    So if you are stuck in a job with a long commute, see if you can think about the ways you can be grateful for your commute, maybe it’s providing you something you don’t even realize.

    When I asked her what she loves most about her current life and working from home every day, she said that she loves getting to wear PJs all day. I commiserated that I adore wearing yoga pants on the bottom, while having a fancy shirt on the top (since I spent a good part of my day on video conference calls). 

    Are you a working mom looking to lean out to reclaim your work-life balance?

    If the idea of leaning in and climbing the ladder doesn’t resonate, but you know you don’t want to opt out, you are not alone. In Lean Out: The Truth about Women, Power, and the Workplace, Marissa Orr fabulously captured how we need to empower ourselves to re-define what success looks like. 

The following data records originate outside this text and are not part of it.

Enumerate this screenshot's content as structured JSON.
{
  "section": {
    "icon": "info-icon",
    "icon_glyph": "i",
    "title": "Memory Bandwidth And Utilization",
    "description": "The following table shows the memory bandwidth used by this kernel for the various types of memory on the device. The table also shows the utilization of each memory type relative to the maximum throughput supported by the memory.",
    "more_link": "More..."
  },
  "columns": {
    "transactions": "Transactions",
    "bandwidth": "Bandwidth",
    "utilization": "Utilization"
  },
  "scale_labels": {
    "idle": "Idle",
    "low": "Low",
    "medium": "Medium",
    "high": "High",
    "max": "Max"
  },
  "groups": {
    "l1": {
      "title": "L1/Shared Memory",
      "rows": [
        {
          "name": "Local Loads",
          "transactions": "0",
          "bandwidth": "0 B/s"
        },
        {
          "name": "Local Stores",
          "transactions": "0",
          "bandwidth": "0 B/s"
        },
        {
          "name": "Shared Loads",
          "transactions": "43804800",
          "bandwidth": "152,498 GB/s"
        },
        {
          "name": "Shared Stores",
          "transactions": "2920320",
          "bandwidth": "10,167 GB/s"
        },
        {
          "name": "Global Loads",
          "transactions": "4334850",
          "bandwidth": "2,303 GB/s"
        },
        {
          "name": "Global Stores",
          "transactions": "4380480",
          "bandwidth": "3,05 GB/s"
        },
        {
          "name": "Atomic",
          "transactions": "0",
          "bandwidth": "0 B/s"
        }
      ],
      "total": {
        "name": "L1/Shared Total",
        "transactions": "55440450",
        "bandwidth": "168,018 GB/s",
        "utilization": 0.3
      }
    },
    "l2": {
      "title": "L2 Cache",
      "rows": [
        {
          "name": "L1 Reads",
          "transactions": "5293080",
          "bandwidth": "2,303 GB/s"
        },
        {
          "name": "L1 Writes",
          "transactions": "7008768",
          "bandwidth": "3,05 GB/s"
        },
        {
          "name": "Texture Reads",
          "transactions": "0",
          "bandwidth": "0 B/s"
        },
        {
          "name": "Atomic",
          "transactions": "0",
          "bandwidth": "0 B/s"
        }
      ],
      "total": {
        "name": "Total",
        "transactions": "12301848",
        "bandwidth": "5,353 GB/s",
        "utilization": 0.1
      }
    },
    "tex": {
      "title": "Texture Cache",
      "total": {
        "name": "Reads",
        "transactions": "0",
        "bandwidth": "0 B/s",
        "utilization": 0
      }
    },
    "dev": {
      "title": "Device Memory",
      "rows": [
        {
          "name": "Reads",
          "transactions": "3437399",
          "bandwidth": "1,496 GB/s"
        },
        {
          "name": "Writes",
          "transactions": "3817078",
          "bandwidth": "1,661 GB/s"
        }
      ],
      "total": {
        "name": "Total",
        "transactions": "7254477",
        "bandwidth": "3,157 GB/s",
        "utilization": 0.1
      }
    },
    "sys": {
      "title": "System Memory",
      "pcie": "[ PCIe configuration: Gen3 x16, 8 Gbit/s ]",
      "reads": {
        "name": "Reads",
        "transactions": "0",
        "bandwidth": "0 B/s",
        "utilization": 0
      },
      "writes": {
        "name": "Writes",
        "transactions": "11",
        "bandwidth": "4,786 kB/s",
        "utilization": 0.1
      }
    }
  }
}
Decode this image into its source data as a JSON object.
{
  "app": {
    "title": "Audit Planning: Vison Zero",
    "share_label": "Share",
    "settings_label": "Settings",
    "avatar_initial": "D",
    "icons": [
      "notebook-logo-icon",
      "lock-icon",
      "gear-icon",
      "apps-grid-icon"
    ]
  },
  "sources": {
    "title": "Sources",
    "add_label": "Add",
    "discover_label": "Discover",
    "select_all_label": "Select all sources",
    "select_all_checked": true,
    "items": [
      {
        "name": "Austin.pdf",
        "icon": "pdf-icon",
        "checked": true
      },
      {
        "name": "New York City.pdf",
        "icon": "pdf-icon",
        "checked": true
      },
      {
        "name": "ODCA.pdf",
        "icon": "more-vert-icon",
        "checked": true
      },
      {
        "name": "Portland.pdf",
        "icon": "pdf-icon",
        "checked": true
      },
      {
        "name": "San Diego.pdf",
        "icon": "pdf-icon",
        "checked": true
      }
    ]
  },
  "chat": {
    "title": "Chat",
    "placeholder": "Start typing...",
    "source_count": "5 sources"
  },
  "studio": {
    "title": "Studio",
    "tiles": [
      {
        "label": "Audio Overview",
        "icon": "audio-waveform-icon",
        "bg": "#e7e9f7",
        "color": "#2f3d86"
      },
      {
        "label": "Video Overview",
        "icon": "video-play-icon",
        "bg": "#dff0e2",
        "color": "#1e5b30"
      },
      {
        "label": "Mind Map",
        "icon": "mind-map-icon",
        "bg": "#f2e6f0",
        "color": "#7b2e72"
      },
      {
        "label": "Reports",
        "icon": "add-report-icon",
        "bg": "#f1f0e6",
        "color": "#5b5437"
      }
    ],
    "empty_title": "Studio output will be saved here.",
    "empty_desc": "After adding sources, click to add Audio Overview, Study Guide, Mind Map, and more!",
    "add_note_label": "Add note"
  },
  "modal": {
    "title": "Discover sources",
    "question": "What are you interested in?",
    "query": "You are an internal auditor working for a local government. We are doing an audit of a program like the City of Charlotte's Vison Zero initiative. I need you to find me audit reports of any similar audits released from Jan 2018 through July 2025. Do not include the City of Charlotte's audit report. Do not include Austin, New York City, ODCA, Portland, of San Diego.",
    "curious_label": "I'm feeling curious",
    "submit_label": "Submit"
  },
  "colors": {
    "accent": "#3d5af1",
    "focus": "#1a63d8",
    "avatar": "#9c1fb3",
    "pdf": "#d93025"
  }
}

    You can start by understanding your core values and using those values to shape what success looks like for your life. This can be a long slow process. You don’t need to jump the gun and quit your job or move across the country. Take time to truly figure out what you want your life to look like. And remember that our lives have many decision points. The choices you make today do not guide your work and life choices forever, you can make changes so many different points in your life. 

    Good luck!